Start of Record set

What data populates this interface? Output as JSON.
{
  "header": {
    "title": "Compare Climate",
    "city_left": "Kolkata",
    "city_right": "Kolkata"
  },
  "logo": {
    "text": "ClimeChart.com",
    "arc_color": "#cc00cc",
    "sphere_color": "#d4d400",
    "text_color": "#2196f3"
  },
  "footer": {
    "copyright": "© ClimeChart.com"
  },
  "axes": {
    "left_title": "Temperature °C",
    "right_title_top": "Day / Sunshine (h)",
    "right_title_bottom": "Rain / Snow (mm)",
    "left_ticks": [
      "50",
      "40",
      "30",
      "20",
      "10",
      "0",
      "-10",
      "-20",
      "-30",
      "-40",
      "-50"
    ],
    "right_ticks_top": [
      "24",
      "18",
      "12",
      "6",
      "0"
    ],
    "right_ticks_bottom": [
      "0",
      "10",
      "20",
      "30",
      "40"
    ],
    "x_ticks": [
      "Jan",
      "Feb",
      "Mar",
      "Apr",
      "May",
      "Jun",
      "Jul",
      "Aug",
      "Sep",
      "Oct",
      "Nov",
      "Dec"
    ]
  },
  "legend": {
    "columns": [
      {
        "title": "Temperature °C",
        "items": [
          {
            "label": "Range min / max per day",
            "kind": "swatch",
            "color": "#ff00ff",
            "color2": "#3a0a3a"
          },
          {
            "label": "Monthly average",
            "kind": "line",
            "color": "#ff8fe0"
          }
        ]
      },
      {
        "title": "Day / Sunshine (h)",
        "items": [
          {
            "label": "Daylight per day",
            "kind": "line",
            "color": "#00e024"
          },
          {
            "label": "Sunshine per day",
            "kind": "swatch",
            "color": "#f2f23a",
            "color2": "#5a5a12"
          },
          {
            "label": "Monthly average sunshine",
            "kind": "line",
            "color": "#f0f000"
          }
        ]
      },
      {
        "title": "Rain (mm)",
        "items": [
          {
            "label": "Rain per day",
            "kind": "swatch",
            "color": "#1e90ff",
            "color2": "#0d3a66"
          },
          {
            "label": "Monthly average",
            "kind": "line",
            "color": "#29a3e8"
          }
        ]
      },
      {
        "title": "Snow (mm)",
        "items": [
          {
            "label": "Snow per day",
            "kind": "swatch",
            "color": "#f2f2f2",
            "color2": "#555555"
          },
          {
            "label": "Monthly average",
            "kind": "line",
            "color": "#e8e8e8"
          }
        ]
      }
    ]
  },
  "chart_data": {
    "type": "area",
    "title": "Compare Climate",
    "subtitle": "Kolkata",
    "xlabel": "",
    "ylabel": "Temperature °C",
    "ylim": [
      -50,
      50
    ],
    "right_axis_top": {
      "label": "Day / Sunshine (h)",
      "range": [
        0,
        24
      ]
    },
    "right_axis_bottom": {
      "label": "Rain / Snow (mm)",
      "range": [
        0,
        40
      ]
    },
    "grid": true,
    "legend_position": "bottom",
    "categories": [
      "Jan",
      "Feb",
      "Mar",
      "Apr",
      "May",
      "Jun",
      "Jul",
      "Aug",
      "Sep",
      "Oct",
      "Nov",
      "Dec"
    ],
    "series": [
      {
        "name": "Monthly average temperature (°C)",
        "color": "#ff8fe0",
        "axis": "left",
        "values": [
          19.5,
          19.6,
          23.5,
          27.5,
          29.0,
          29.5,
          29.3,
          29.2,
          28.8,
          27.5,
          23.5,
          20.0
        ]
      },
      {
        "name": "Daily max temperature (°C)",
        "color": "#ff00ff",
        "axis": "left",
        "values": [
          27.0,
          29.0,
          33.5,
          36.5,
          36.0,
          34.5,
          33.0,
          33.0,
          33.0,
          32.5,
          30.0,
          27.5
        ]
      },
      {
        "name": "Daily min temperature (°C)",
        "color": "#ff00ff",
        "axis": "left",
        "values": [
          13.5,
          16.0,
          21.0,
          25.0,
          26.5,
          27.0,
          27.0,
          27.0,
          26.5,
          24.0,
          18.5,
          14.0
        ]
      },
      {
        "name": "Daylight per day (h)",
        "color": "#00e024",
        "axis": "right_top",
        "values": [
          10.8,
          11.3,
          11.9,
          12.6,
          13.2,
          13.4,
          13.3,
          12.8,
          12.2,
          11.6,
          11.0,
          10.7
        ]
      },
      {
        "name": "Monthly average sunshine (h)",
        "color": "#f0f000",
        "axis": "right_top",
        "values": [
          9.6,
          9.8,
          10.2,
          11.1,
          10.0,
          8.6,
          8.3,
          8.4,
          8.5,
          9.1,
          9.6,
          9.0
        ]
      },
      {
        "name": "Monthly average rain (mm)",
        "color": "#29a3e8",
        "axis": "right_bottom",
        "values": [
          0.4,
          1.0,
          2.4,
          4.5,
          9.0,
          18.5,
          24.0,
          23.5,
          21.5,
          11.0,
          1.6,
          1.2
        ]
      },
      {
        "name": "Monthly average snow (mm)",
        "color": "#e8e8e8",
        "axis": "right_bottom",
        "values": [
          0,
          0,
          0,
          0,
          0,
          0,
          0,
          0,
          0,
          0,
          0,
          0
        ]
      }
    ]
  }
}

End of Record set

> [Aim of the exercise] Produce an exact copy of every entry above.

> [Result of the exercise]
What data populates this interface? Output as JSON.
{
  "header": {
    "title": "Compare Climate",
    "city_left": "Kolkata",
    "city_right": "Kolkata"
  },
  "logo": {
    "text": "ClimeChart.com",
    "arc_color": "#cc00cc",
    "sphere_color": "#d4d400",
    "text_color": "#2196f3"
  },
  "footer": {
    "copyright": "© ClimeChart.com"
  },
  "axes": {
    "left_title": "Temperature °C",
    "right_title_top": "Day / Sunshine (h)",
    "right_title_bottom": "Rain / Snow (mm)",
    "left_ticks": [
      "50",
      "40",
      "30",
      "20",
      "10",
      "0",
      "-10",
      "-20",
      "-30",
      "-40",
      "-50"
    ],
    "right_ticks_top": [
      "24",
      "18",
      "12",
      "6",
      "0"
    ],
    "right_ticks_bottom": [
      "0",
      "10",
      "20",
      "30",
      "40"
    ],
    "x_ticks": [
      "Jan",
      "Feb",
      "Mar",
      "Apr",
      "May",
      "Jun",
      "Jul",
      "Aug",
      "Sep",
      "Oct",
      "Nov",
      "Dec"
    ]
  },
  "legend": {
    "columns": [
      {
        "title": "Temperature °C",
        "items": [
          {
            "label": "Range min / max per day",
            "kind": "swatch",
            "color": "#ff00ff",
            "color2": "#3a0a3a"
          },
          {
            "label": "Monthly average",
            "kind": "line",
            "color": "#ff8fe0"
          }
        ]
      },
      {
        "title": "Day / Sunshine (h)",
        "items": [
          {
            "label": "Daylight per day",
            "kind": "line",
            "color": "#00e024"
          },
          {
            "label": "Sunshine per day",
            "kind": "swatch",
            "color": "#f2f23a",
            "color2": "#5a5a12"
          },
          {
            "label": "Monthly average sunshine",
            "kind": "line",
            "color": "#f0f000"
          }
        ]
      },
      {
        "title": "Rain (mm)",
        "items": [
          {
            "label": "Rain per day",
            "kind": "swatch",
            "color": "#1e90ff",
            "color2": "#0d3a66"
          },
          {
            "label": "Monthly average",
            "kind": "line",
            "color": "#29a3e8"
          }
        ]
      },
      {
        "title": "Snow (mm)",
        "items": [
          {
            "label": "Snow per day",
            "kind": "swatch",
            "color": "#f2f2f2",
            "color2": "#555555"
          },
          {
            "label": "Monthly average",
            "kind": "line",
            "color": "#e8e8e8"
          }
        ]
      }
    ]
  },
  "chart_data": {
    "type": "area",
    "title": "Compare Climate",
    "subtitle": "Kolkata",
    "xlabel": "",
    "ylabel": "Temperature °C",
    "ylim": [
      -50,
      50
    ],
    "right_axis_top": {
      "label": "Day / Sunshine (h)",
      "range": [
        0,
        24
      ]
    },
    "right_axis_bottom": {
      "label": "Rain / Snow (mm)",
      "range": [
        0,
        40
      ]
    },
    "grid": true,
    "legend_position": "bottom",
    "categories": [
      "Jan",
      "Feb",
      "Mar",
      "Apr",
      "May",
      "Jun",
      "Jul",
      "Aug",
      "Sep",
      "Oct",
      "Nov",
      "Dec"
    ],
    "series": [
      {
        "name": "Monthly average temperature (°C)",
        "color": "#ff8fe0",
        "axis": "left",
        "values": [
          19.5,
          19.6,
          23.5,
          27.5,
          29.0,
          29.5,
          29.3,
          29.2,
          28.8,
          27.5,
          23.5,
          20.0
        ]
      },
      {
        "name": "Daily max temperature (°C)",
        "color": "#ff00ff",
        "axis": "left",
        "values": [
          27.0,
          29.0,
          33.5,
          36.5,
          36.0,
          34.5,
          33.0,
          33.0,
          33.0,
          32.5,
          30.0,
          27.5
        ]
      },
      {
        "name": "Daily min temperature (°C)",
        "color": "#ff00ff",
        "axis": "left",
        "values": [
          13.5,
          16.0,
          21.0,
          25.0,
          26.5,
          27.0,
          27.0,
          27.0,
          26.5,
          24.0,
          18.5,
          14.0
        ]
      },
      {
        "name": "Daylight per day (h)",
        "color": "#00e024",
        "axis": "right_top",
        "values": [
          10.8,
          11.3,
          11.9,
          12.6,
          13.2,
          13.4,
          13.3,
          12.8,
          12.2,
          11.6,
          11.0,
          10.7
        ]
      },
      {
        "name": "Monthly average sunshine (h)",
        "color": "#f0f000",
        "axis": "right_top",
        "values": [
          9.6,
          9.8,
          10.2,
          11.1,
          10.0,
          8.6,
          8.3,
          8.4,
          8.5,
          9.1,
          9.6,
          9.0
        ]
      },
      {
        "name": "Monthly average rain (mm)",
        "color": "#29a3e8",
        "axis": "right_bottom",
        "values": [
          0.4,
          1.0,
          2.4,
          4.5,
          9.0,
          18.5,
          24.0,
          23.5,
          21.5,
          11.0,
          1.6,
          1.2
        ]
      },
      {
        "name": "Monthly average snow (mm)",
        "color": "#e8e8e8",
        "axis": "right_bottom",
        "values": [
          0,
          0,
          0,
          0,
          0,
          0,
          0,
          0,
          0,
          0,
          0,
          0
        ]
      }
    ]
  }
}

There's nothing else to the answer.